PAWLET—A committee is growing in Pawlet, gathering to raise funds for the community’s buy-in toward a FEMA hazard mitigation grant that will buy an emergency generator to be installed in the Mettawee Community School. Already a certified American Red Cross shelter, the school will become an emergency operations center for the town when the generator is installed. FEMA’s grant covers 75 percent of the cost; the remaining 25 percent, or $16,232, must be raised by local contributions. The first fundraiser is a pig roast, scheduled for Saturday, June 4, at Consider Bardwell Farm, 1333 Rt. 153, West Pawlet.
Reviving an old tradition
CASTLETON—Other towns have their own Independence Day celebration, but Castleton has not for a number of years. That is about to change. Bob Franzoni and Susan Day are co-chairing a Castleton Fourth of July committee, joined by a number of other Castleton citizens. They are pulling together a “workable” and fun celebration for the first year, with plans to build on that in the future. The plan includes a pancake breakfast, a parade to follow the samba parade, and festivities and fireworks at Crystal Beach. The Lake Bomoseen Association gathered money for the fireworks and the committee has not asked the town for any aid, Franzoni said.

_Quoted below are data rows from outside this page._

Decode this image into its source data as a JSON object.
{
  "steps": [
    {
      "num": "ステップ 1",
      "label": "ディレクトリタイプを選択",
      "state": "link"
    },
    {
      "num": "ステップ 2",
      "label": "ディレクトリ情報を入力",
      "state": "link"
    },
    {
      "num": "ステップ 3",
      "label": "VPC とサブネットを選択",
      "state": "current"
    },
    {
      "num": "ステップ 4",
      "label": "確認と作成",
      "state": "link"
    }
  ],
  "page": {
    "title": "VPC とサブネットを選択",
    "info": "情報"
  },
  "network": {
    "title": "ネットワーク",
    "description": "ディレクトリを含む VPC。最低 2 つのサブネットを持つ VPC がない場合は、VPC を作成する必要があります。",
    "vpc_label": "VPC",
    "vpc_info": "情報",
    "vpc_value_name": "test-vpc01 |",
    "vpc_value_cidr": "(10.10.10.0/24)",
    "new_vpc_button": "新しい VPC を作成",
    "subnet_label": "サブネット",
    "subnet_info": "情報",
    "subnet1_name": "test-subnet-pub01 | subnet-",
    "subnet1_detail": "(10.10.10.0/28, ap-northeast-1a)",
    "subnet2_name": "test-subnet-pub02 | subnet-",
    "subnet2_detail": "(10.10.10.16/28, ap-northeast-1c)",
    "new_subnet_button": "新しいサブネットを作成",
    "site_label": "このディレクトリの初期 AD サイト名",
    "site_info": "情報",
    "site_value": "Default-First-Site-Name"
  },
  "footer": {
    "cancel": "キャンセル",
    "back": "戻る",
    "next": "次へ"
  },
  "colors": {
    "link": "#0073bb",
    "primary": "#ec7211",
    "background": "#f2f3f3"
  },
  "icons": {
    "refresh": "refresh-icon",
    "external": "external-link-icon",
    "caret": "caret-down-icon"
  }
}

Day and fellow committee member Shirley Seguin are organizing the parade. They especially want Castleton young people to take part, entering the decorated bike contest, bringing pets or farm animals to march with them, marching as members of a team or a community organization, and showing off classic cars, trucks, tractors and equipment.
New committee members are welcome to catch up with the group as July 4 nears.

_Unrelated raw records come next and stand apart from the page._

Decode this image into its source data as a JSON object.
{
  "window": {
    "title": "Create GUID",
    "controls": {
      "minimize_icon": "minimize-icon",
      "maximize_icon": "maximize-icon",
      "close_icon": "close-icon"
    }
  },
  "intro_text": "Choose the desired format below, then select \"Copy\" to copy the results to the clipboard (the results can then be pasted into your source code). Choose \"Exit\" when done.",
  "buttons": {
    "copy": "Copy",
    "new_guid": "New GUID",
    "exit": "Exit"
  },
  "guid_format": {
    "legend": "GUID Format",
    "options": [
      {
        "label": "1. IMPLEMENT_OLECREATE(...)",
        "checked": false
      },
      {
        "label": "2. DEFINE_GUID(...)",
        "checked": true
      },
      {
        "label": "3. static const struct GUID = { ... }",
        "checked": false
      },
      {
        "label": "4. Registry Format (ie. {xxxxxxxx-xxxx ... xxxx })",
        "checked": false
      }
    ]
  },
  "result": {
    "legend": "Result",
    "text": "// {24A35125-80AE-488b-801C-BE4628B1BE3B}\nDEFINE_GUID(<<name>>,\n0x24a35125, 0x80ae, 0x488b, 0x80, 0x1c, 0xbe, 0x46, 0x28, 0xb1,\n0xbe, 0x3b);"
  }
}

Orwell rejection sinks Slate Valley plan
ORWELL—All six towns in the Addison-Rutland Supervisory Union needed to approve plans to combine into a single school system in order to become the Slate Valley Unified Union School District. Five of the six did. One did not.

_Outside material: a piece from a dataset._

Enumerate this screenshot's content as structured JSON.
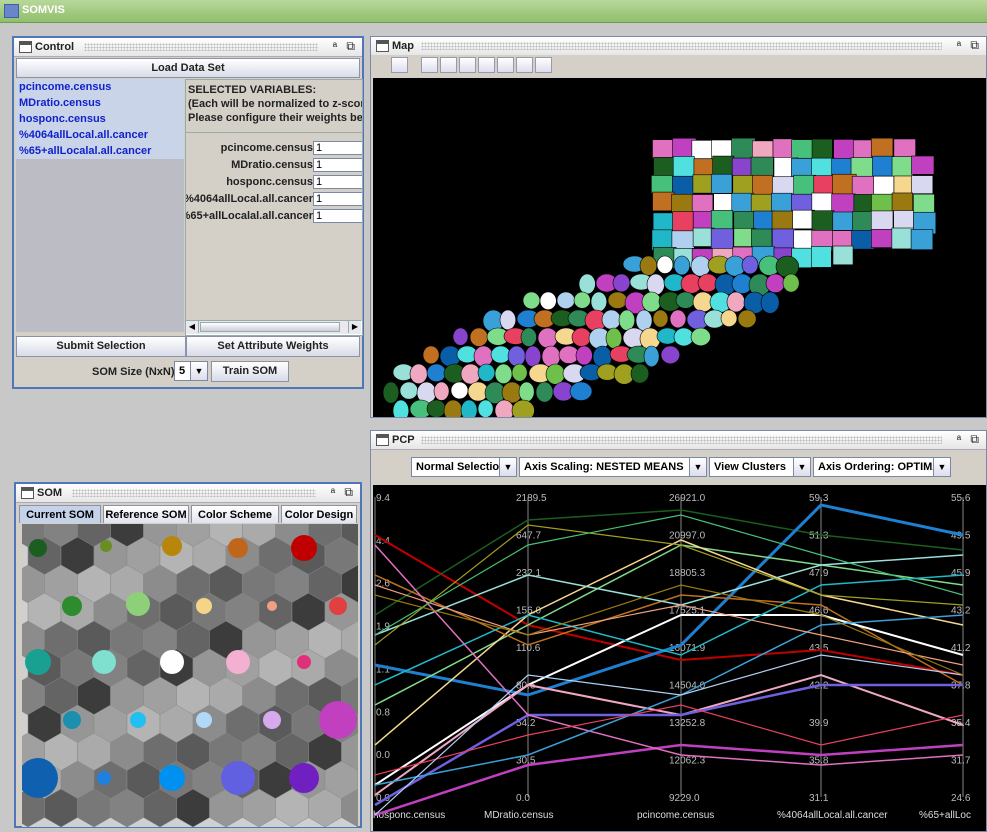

Orwell voters turned down the plan 211-121. The other participating districts approved: Hubbardton by 66-13; Benson 115-47; West Haven, 32-12; Castleton 263-127; and Fair Haven, 158-129.
The proposal did not completely fail with that vote. Orwell voters could petition for a revote inside 30 days, but that surge of concern seems unlikely, Orwell School Board Vice-Chairwoman Alyson Eastman said, relying on the margin between nays and ayes. Orwell’s resistance to the plan is not new either. One of the most frequently expressed points during informational meetings was a fear that consolidation would blot out local control and eventually lead to the local school’s closure.
However, reconstituting the ARSU Act 46 study committee is unlikely to result in a satisfactory solution. There is no Dudley Doright coming to the rescue. The train of school consolidation is rushing down the track regardless. Snidely Whiplash, or the State Board of Education, will assign schools into districts if they cannot reach an acceptable merger by the end of 2017 and they will face higher taxes at the same time.
Forestry students take a conservation work day
WEST HAVEN—Stafford Tech students spent a day at the Helen W. Buckner Memorial Preserve in West Haven on April 14 removing invasive species and improving wildlife habitat. In the company of Vermont Audubon Society and Nature Conservancy representatives, the Forestry, Natural Resources and Horticulture program students pruned away honeysuckle and other brush.
Helped by the honeysuckle removal are golden-winged warblers, a “Species of Special Concern” because their habitat is overrun by invasives. The students’ work restores the land to the warblers’ preferred early successional shrubland, as the birds return from wintering in Central America.